Ramblings and Recollections of 2012 (so far)
I know what you are thinking. “Who does this guy think he is? Interviewing himself?” Bear with me now. It has been a rough first full year back breeding Leos. Last year was only a partial year of breeding. Things were newer, fresher and more fun. This year has been, well, tribulations and trials and . . . So it’s been tough finding topics for interviews with REAL Leopard Gecko breeders.
Incubation and Fertility
There are, however, 32 juvenile and newly hatched Geks in the racks. I hatched 37 (the other five were either culled for developmental issues or sold to local folks) up to this point while battling moisture problems in my Geo cups and fertility problems in my breeding groups. The moisture problems have cleared up by using less water in the Geos; first filling them up with the recommended Perlite and water ratio, then pouring as much of the water off as I could. Of course, I read about this approach on the gecko forum. Thanks forum posters. My follow-up methodology was easy. I wiped the condensation off the lids when it became too thick. Duh! Guess the “fill ’em up, set up the eggs, and forget about ’em” approach was NOT one to follow with my incubator in my Gek room. Might work for you; didn’t work for me.
Fertility ramped up to better hatch ratios when I changed my vitamins. I used Vionate, which is not as easy to powder live food items with as the finely ground vitamins. It is a bit coarser, but the Geks seemed to partake of that from their vitamin cups a tad bit more than usual. Of course, I am just now seeing the improvement, in time for me to close down the breeding operations here for the year. The eggs already in the incubator are the last ones I will set. I have only one female still in production (only six left in the breeding racks), and if her eggs have good size I might add them to the incubator. The two she laid in the water cup were thrown out this morning.
Although it has not gone as I anticipated (or hoped for), I am happy with several of the young Geks in my shoebox tubs. The babies from my W & Y Bell Albino male from TUG have been problematic. They are tough to discern-“is they or isn’t they” W & Ys. The lightest hypo-ish Normal TSM looks to have higher than normal white on his sides, so he might be a W & Y. The Bell Albino TSFe from the TUG male is brighter than the average Bell Albino, so she, too, might be a W & Y. I’m saving judgment on a few of the other normals until I see them grow to adult size. I can say without reservation that, when I get my JMG W & Y female into the breeding scheme next year, I should NOT have this problem. She looks the part. I can “see” her W & Y characteristics quite clearly. Yes, I’ve read the posts on the Gecko Forum about “how to” identify the W & Y. It seems that Bell Albino W & Ys just look a bit different than the other W & Ys, or at
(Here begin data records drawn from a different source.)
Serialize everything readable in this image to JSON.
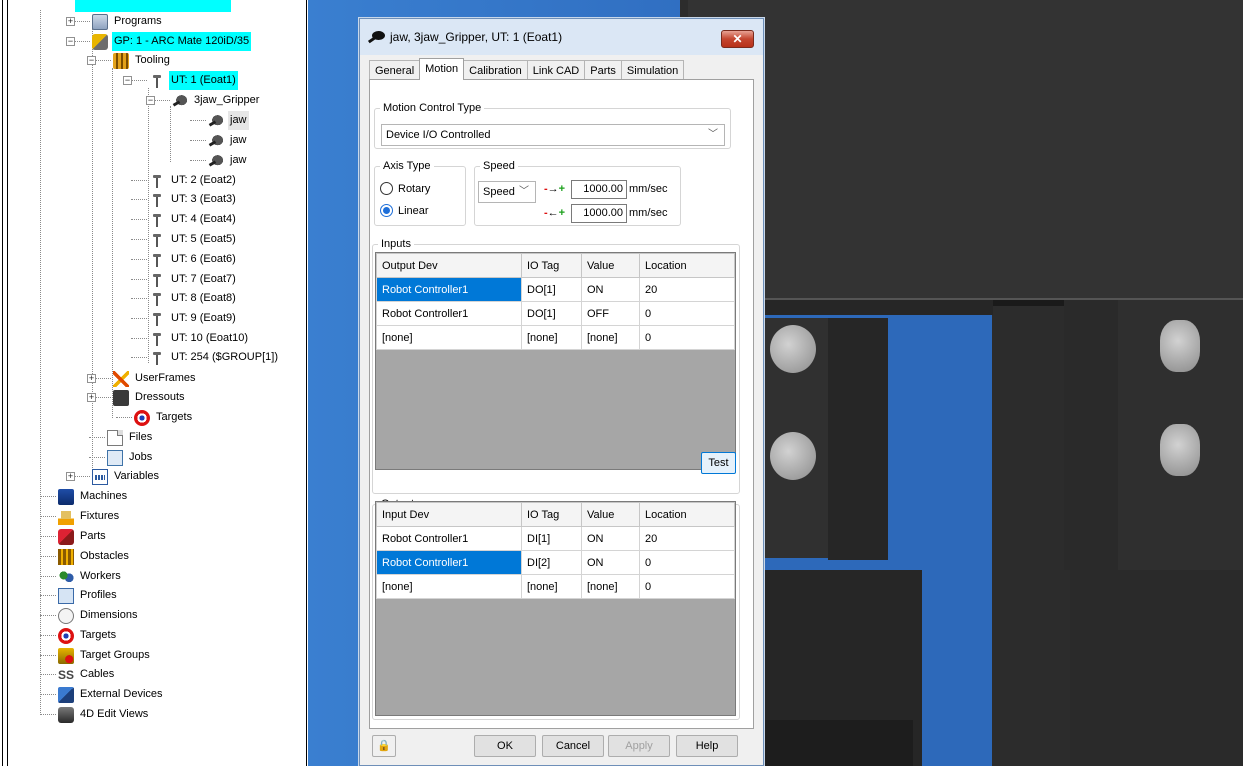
{
  "tree": {
    "items": [
      {
        "label": "Programs",
        "icon": "programs-icon"
      },
      {
        "label": "GP: 1 - ARC Mate 120iD/35",
        "icon": "robot-icon"
      },
      {
        "label": "Tooling",
        "icon": "tooling-icon"
      },
      {
        "label": "UT: 1  (Eoat1)",
        "icon": "tool-icon"
      },
      {
        "label": "3jaw_Gripper",
        "icon": "gripper-icon"
      },
      {
        "label": "jaw",
        "icon": "gripper-icon"
      },
      {
        "label": "jaw",
        "icon": "gripper-icon"
      },
      {
        "label": "jaw",
        "icon": "gripper-icon"
      },
      {
        "label": "UT: 2  (Eoat2)",
        "icon": "tool-icon"
      },
      {
        "label": "UT: 3  (Eoat3)",
        "icon": "tool-icon"
      },
      {
        "label": "UT: 4  (Eoat4)",
        "icon": "tool-icon"
      },
      {
        "label": "UT: 5  (Eoat5)",
        "icon": "tool-icon"
      },
      {
        "label": "UT: 6  (Eoat6)",
        "icon": "tool-icon"
      },
      {
        "label": "UT: 7  (Eoat7)",
        "icon": "tool-icon"
      },
      {
        "label": "UT: 8  (Eoat8)",
        "icon": "tool-icon"
      },
      {
        "label": "UT: 9  (Eoat9)",
        "icon": "tool-icon"
      },
      {
        "label": "UT: 10  (Eoat10)",
        "icon": "tool-icon"
      },
      {
        "label": "UT: 254  ($GROUP[1])",
        "icon": "tool-icon"
      },
      {
        "label": "UserFrames",
        "icon": "userframes-icon"
      },
      {
        "label": "Dressouts",
        "icon": "dressouts-icon"
      },
      {
        "label": "Targets",
        "icon": "target-icon"
      },
      {
        "label": "Files",
        "icon": "file-icon"
      },
      {
        "label": "Jobs",
        "icon": "jobs-icon"
      },
      {
        "label": "Variables",
        "icon": "variables-icon"
      },
      {
        "label": "Machines",
        "icon": "machine-icon"
      },
      {
        "label": "Fixtures",
        "icon": "fixture-icon"
      },
      {
        "label": "Parts",
        "icon": "parts-icon"
      },
      {
        "label": "Obstacles",
        "icon": "obstacle-icon"
      },
      {
        "label": "Workers",
        "icon": "workers-icon"
      },
      {
        "label": "Profiles",
        "icon": "profiles-icon"
      },
      {
        "label": "Dimensions",
        "icon": "dimensions-icon"
      },
      {
        "label": "Targets",
        "icon": "target-icon"
      },
      {
        "label": "Target Groups",
        "icon": "target-groups-icon"
      },
      {
        "label": "Cables",
        "icon": "cables-icon"
      },
      {
        "label": "External Devices",
        "icon": "external-devices-icon"
      },
      {
        "label": "4D Edit Views",
        "icon": "4d-edit-views-icon"
      }
    ],
    "cables_glyph": "SS"
  },
  "dialog": {
    "title": "jaw, 3jaw_Gripper, UT: 1  (Eoat1)",
    "close_glyph": "✕",
    "tabs": [
      "General",
      "Motion",
      "Calibration",
      "Link CAD",
      "Parts",
      "Simulation"
    ],
    "active_tab": "Motion",
    "motion_control": {
      "legend": "Motion Control Type",
      "value": "Device I/O Controlled"
    },
    "axis_type": {
      "legend": "Axis Type",
      "options": [
        "Rotary",
        "Linear"
      ],
      "selected": "Linear"
    },
    "speed": {
      "legend": "Speed",
      "mode": "Speed",
      "forward_arrow": "-→+",
      "reverse_arrow": "-←+",
      "forward_value": "1000.00",
      "reverse_value": "1000.00",
      "unit": "mm/sec"
    },
    "inputs": {
      "legend": "Inputs",
      "columns": [
        "Output Dev",
        "IO Tag",
        "Value",
        "Location"
      ],
      "rows": [
        [
          "Robot Controller1",
          "DO[1]",
          "ON",
          "20"
        ],
        [
          "Robot Controller1",
          "DO[1]",
          "OFF",
          "0"
        ],
        [
          "[none]",
          "[none]",
          "[none]",
          "0"
        ]
      ]
    },
    "test_label": "Test",
    "outputs": {
      "legend": "Outputs",
      "columns": [
        "Input Dev",
        "IO Tag",
        "Value",
        "Location"
      ],
      "rows": [
        [
          "Robot Controller1",
          "DI[1]",
          "ON",
          "20"
        ],
        [
          "Robot Controller1",
          "DI[2]",
          "ON",
          "0"
        ],
        [
          "[none]",
          "[none]",
          "[none]",
          "0"
        ]
      ]
    },
    "buttons": {
      "ok": "OK",
      "cancel": "Cancel",
      "apply": "Apply",
      "help": "Help"
    },
    "lock_glyph": "🔒"
  },
  "colors": {
    "highlight": "#00ffff",
    "selection": "#0078d7",
    "viewport_blue": "#2f6dc0"
  }
}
least mine certainly does.
There are several wonderful Bold Striped juvies in the racks bred from my OG breeders from Eric, along with a smattering of nice Tangerines from my Electric Tangerine male from Kelli and the Hypo Tang and Blood males from JMG. None will be the “call home” Tangs I wanted, but few ever are. I’ll await their transformation as they mature. I did hatch a few from the Blood male and a Bold Stripe female. That was one mating I REALLY wanted to work. Looks like it did. I was simply attempting to add more bold markings to Bloods with spotted heads. A couple of TUG snows from a very green Hypo TUG Snow male (now living with my grandson who got me started in this endeavor last year) and a lovely Hypo Lavender Bell Albino female from Pac Herp look like “crackers.”
Now all I need to do is to let them mature and develop before sorting them out. I’ll bet that won’t be as easy as it seems.